Friday, July 20, 2012
Two weeks ago I blogged about criticisms that were being raised about the financial consequences of the Affordable Care Act. I referenced in particular an article by John Klatch of the organization, Americans for Tax Reform. In response to that posting I heard from Professor Fran Miller, one of the smartest people I know, who is currently a visiting Professor of Law University of Hawaii at Manoa, & Professor of Law Emerita Boston University School of Law. Professor Miller referred me to an article in Forbes which showed ACA as having far less an effect on capital gains taxes than Klatch suggested. This got me curious both about the specific claims made about ACA’s effect on the capital gains tax and, more generally, the continued back and forth about what bad things lay ahead now that ACA was the law of the land.

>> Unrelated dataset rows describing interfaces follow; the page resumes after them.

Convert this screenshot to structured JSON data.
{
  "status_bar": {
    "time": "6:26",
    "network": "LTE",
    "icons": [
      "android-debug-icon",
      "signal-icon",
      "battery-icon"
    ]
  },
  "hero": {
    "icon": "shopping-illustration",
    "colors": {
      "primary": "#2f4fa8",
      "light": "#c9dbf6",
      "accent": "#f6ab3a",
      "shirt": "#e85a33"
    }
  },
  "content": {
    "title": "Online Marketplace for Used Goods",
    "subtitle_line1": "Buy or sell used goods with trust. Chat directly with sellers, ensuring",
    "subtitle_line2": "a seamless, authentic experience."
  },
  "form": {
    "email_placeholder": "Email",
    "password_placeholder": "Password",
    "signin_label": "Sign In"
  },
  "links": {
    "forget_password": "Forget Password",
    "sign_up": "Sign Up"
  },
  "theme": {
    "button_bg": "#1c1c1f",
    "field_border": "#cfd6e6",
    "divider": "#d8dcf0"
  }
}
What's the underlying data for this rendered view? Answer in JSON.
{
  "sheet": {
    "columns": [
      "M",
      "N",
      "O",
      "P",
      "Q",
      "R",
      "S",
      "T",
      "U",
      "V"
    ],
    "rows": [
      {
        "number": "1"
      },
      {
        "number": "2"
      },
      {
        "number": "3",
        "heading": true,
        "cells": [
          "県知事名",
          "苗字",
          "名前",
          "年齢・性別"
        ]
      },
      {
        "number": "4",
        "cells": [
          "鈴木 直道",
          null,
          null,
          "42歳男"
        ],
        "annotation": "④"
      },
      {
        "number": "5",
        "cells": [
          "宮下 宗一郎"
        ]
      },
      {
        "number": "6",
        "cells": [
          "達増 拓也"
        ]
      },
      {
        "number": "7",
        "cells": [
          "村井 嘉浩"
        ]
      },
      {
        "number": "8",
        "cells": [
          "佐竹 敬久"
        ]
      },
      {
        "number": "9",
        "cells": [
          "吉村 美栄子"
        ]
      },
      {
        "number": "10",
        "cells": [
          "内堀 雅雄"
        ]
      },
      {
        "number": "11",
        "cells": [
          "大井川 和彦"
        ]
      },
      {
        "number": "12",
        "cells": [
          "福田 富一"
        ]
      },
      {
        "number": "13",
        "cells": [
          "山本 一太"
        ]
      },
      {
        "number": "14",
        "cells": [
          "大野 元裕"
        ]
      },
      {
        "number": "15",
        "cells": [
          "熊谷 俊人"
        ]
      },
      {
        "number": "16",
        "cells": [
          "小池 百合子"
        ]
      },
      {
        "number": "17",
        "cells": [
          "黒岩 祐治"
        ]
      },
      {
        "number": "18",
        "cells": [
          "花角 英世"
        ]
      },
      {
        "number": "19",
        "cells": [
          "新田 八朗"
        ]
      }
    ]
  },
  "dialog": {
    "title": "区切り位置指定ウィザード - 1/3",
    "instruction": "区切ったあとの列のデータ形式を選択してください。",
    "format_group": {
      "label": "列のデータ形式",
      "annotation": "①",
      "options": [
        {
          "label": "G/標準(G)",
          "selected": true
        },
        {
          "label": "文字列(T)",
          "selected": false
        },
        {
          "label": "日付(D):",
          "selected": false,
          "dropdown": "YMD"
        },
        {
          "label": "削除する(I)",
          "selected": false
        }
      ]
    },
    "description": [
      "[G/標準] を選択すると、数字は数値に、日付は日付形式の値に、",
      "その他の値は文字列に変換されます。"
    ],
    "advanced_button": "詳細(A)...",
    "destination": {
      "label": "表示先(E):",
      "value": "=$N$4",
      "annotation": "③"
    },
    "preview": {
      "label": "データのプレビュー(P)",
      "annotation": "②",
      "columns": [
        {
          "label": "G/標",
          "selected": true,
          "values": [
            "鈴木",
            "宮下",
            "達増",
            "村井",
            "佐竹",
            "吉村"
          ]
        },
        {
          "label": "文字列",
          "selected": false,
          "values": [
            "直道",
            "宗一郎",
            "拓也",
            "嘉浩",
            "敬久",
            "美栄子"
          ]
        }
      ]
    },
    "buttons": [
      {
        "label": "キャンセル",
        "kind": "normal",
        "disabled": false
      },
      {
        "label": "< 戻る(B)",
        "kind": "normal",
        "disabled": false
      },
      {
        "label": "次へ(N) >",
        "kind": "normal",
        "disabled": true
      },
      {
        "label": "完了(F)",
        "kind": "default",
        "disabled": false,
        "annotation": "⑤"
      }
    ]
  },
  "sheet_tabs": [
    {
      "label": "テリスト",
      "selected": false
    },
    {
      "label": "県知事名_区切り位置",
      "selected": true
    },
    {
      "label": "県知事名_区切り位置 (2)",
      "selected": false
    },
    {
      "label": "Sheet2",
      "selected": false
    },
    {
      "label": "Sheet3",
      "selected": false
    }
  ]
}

First, whether or not ACA can in any sense be described as increasing the Capital Gains tax rates depends on your definition of cause and effect. Whether ACA was upheld or not, the current Capital Gains tax rates, which temporarily lowered rates, are set to expire in 2013. If Congress takes no further action, rates will go up.
But second, it seems that ACA has become something of a blank slate onto which Americans are still imposing their own hopes, fears and concerns. Rather than fade away, interest has intensified with the new topic being debate over what is likely to happen as the Act is implemented. Picking up on nature of speculation, the public editor of the New York Times, Bill Keller, felt compelled to write a this article “debunking” myths about ACA, discussed here by the National Catholic Reporter, which itself was debunked in the fast response by Foreign Policy Journal.
A related stream of commentary comes from those asserting that there will still be flaws in our health care system even when ACA is fully implemented. See here.
What to make of this? The public seems to be caught in the middle with Fox News reporting divisions along party lines among Democrats who want to move on and focus on the future of health care in the United States and Republicans who are still committed to at least partial repeal. The Fox results are similar to those found by the Kaiser Family Foundation shortly after the decision.